The Continental Basketball Association has used several ball companies over its 62-year history, including well-known companies like Spalding, Wilson, MacGregor and Molten. Currently the CBA uses Wilson for its ball – no surprise, Wilson has worked with the CBA off and on for many seasons, starting in the 1960’s in the league’s earliest incarnation as the Eastern League. Wilson was the CBA’s rock during the late 1980’s and early 1990’s, and returned to the CBA in 2001, the year after Isiah Thomas decimated the league.

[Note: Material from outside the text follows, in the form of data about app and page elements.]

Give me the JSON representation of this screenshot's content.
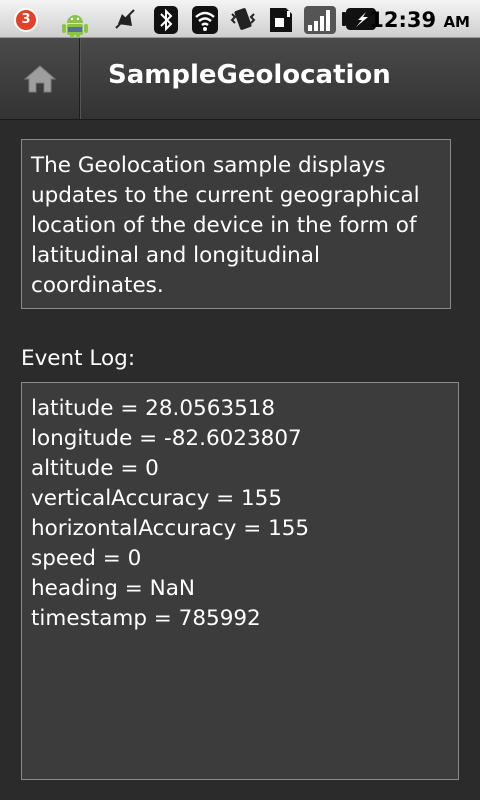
{
  "status_bar": {
    "notification_count": "3",
    "time": "12:39",
    "time_suffix": "AM"
  },
  "title_bar": {
    "title": "SampleGeolocation"
  },
  "description": "The Geolocation sample displays updates to the current geographical location of the device in the form of latitudinal and longitudinal coordinates.",
  "event_log": {
    "label": "Event Log:",
    "lines": [
      "latitude = 28.0563518",
      "longitude = -82.6023807",
      "altitude = 0",
      "verticalAccuracy = 155",
      "horizontalAccuracy = 155",
      "speed = 0",
      "heading = NaN",
      "timestamp = 785992"
    ]
  },
  "icons": {
    "notification": "notification-badge-icon",
    "app_notification": "android-robot-icon",
    "silent": "silent-mode-icon",
    "bluetooth": "bluetooth-icon",
    "wifi": "wifi-icon",
    "vibrate": "vibrate-icon",
    "sim": "sim-data-icon",
    "signal": "signal-strength-icon",
    "battery": "battery-charging-icon",
    "home": "home-icon"
  }
}
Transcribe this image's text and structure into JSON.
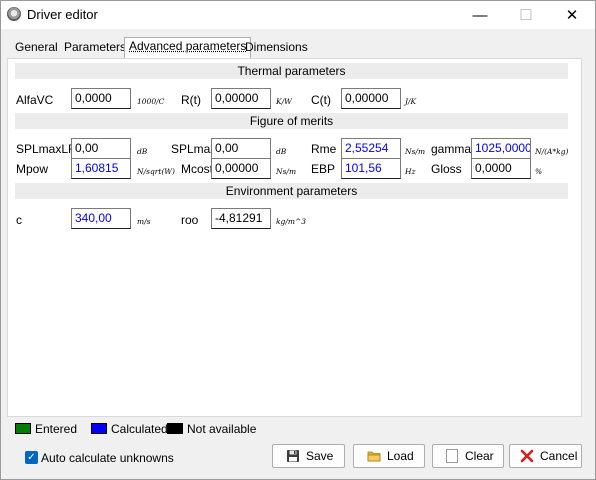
{
  "window": {
    "title": "Driver editor",
    "minimize_glyph": "—",
    "maximize_glyph": "☐",
    "close_glyph": "✕"
  },
  "tabs": [
    {
      "label": "General"
    },
    {
      "label": "Parameters"
    },
    {
      "label": "Advanced parameters",
      "active": true
    },
    {
      "label": "Dimensions"
    }
  ],
  "thermal": {
    "header": "Thermal parameters",
    "alfavc": {
      "label": "AlfaVC",
      "value": "0,0000",
      "unit": "1000/C"
    },
    "rt": {
      "label": "R(t)",
      "value": "0,00000",
      "unit": "K/W"
    },
    "ct": {
      "label": "C(t)",
      "value": "0,00000",
      "unit": "J/K"
    }
  },
  "merits": {
    "header": "Figure of merits",
    "splmaxlf": {
      "label": "SPLmaxLF",
      "value": "0,00",
      "unit": "dB"
    },
    "splmax": {
      "label": "SPLmax",
      "value": "0,00",
      "unit": "dB"
    },
    "rme": {
      "label": "Rme",
      "value": "2,55254",
      "unit": "Ns/m"
    },
    "gamma": {
      "label": "gamma",
      "value": "1025,00000",
      "unit": "N/(A*kg)"
    },
    "mpow": {
      "label": "Mpow",
      "value": "1,60815",
      "unit": "N/sqrt(W)"
    },
    "mcost": {
      "label": "Mcost",
      "value": "0,00000",
      "unit": "Ns/m"
    },
    "ebp": {
      "label": "EBP",
      "value": "101,56",
      "unit": "Hz"
    },
    "gloss": {
      "label": "Gloss",
      "value": "0,0000",
      "unit": "%"
    }
  },
  "environment": {
    "header": "Environment parameters",
    "c": {
      "label": "c",
      "value": "340,00",
      "unit": "m/s"
    },
    "roo": {
      "label": "roo",
      "value": "-4,81291",
      "unit": "kg/m^3"
    }
  },
  "legend": [
    {
      "label": "Entered",
      "color": "#007d00"
    },
    {
      "label": "Calculated",
      "color": "#0000ff"
    },
    {
      "label": "Not available",
      "color": "#000000"
    }
  ],
  "options": {
    "auto_calc_label": "Auto calculate unknowns",
    "auto_calc_checked": true
  },
  "buttons": {
    "save": "Save",
    "load": "Load",
    "clear": "Clear",
    "cancel": "Cancel"
  },
  "colors": {
    "calculated_text": "#0000ff",
    "section_bg": "#ececec",
    "accent": "#0067c0"
  }
}
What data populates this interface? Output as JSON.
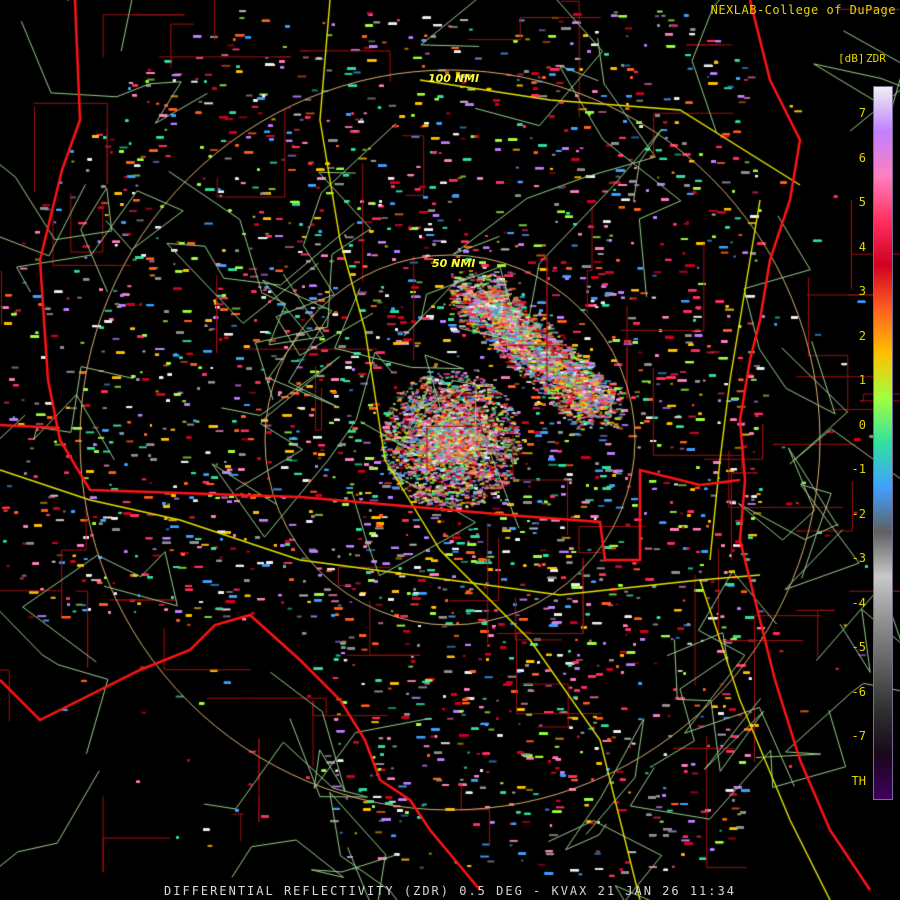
{
  "header": {
    "credit": "NEXLAB-College of DuPage"
  },
  "colors": {
    "state_border": "#ff1414",
    "coastline": "#ff1414",
    "county_line": "#a01010",
    "highway_yellow": "#e6e600",
    "road_green": "#9acd8a",
    "range_ring": "#d8b070",
    "label_yellow": "#ffff30"
  },
  "range_rings": {
    "labels": [
      "100 NMI",
      "50 NMI"
    ]
  },
  "color_scale": {
    "unit": "[dB]",
    "product": "ZDR",
    "ticks": [
      "7",
      "6",
      "5",
      "4",
      "3",
      "2",
      "1",
      "0",
      "-1",
      "-2",
      "-3",
      "-4",
      "-5",
      "-6",
      "-7",
      "TH"
    ],
    "gradient": [
      "#f0f0f0",
      "#c080ff",
      "#ff80c0",
      "#ff3060",
      "#d00020",
      "#ff6020",
      "#ffc000",
      "#a0ff40",
      "#30e0a0",
      "#40a0ff",
      "#606060",
      "#c8c8c8",
      "#909090",
      "#606060",
      "#303030",
      "#180818",
      "#400060"
    ]
  },
  "footer": {
    "product_line": "DIFFERENTIAL REFLECTIVITY (ZDR) 0.5 DEG - KVAX 21 JAN 26 11:34"
  }
}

Today, the CBA is using the Wilson B0600 “Wave” basketball, a muscled ball that looks as if it got an injection of steroids – or at least whatever “super-soldier” serum Captain America took years ago. The ball, constructed of microfiber composite leather with a deep pebbled grain, has several grooves cut into the ball shell, creating ridges for more accurate ball control. Unlike the NBA’s failed microfiber ball experiment of 2006, Wilson plans to use the Wave ball in both the CBA and in college basketball; several stores are selling NCAA-branded Wilson Wave balls in both men’s sizes (29.5 inch circumference) and women’s sizes (28.5 inch circumference).
If this question ever comes up on “Who Wants To Be A Millionaire,” you could win lots of money with the correct answer. Which member of the Baseball Hall of Fame was once a referee in the Continental Basketball Association? Answer: Tommy Lasorda. In the 1960’s, after his playing career ended, but before his managerial career began, Lasorda spent some seasons as a referee and official in the CBA’s earlier incarnation as the Eastern Professional Basketball League. Lasorda is not the only baseball player to have spent time in the CBA; current major leaguer Mark Hendrickson played for several seasons in the league.